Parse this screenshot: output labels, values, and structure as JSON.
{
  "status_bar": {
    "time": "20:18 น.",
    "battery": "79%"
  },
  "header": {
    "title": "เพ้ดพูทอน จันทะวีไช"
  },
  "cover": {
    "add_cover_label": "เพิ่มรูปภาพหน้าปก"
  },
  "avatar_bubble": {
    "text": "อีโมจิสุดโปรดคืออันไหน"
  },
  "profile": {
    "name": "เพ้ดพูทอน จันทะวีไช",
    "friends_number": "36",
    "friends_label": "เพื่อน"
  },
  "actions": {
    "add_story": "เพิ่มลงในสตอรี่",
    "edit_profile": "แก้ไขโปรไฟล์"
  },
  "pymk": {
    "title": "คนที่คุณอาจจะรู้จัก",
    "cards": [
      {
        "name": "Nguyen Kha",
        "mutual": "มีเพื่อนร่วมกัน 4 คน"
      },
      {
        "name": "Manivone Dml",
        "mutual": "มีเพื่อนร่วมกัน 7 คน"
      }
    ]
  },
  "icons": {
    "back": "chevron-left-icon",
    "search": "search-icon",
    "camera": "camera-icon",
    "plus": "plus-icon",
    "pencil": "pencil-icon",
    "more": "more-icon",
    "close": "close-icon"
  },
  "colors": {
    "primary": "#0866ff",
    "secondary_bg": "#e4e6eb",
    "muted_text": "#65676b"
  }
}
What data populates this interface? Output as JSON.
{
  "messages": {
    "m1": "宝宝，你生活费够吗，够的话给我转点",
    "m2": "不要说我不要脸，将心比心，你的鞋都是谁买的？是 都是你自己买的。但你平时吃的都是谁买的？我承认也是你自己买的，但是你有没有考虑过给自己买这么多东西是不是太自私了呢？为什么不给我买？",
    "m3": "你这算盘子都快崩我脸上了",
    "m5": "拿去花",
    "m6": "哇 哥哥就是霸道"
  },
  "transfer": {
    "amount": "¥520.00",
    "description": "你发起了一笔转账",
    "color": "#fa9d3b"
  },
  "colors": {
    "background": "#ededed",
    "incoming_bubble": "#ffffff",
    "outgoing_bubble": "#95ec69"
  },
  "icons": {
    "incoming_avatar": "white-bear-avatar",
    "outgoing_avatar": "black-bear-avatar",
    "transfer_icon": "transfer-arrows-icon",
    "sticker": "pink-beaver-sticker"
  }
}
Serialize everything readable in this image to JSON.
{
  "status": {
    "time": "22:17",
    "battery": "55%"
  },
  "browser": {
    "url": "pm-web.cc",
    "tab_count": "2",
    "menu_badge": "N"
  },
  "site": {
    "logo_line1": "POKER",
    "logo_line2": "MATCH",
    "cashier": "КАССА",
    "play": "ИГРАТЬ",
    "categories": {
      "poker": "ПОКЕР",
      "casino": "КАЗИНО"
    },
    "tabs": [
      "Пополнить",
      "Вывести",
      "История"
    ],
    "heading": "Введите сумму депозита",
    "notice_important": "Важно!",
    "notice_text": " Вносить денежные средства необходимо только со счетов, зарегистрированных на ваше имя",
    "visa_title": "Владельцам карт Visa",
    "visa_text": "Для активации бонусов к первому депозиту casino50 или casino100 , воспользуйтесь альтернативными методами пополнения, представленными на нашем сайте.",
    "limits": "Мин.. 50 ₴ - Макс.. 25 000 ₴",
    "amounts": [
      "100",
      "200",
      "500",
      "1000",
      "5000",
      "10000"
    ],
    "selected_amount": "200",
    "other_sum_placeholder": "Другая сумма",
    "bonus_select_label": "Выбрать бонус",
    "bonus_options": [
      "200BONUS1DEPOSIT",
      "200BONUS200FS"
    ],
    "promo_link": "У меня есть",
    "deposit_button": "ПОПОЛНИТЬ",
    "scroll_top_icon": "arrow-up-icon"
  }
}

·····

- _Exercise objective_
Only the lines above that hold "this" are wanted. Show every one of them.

- _Reply to the task_
Parse this screenshot: output labels, values, and structure as JSON.
What data populates this interface? Output as JSON.
Serialize everything readable in this image to JSON.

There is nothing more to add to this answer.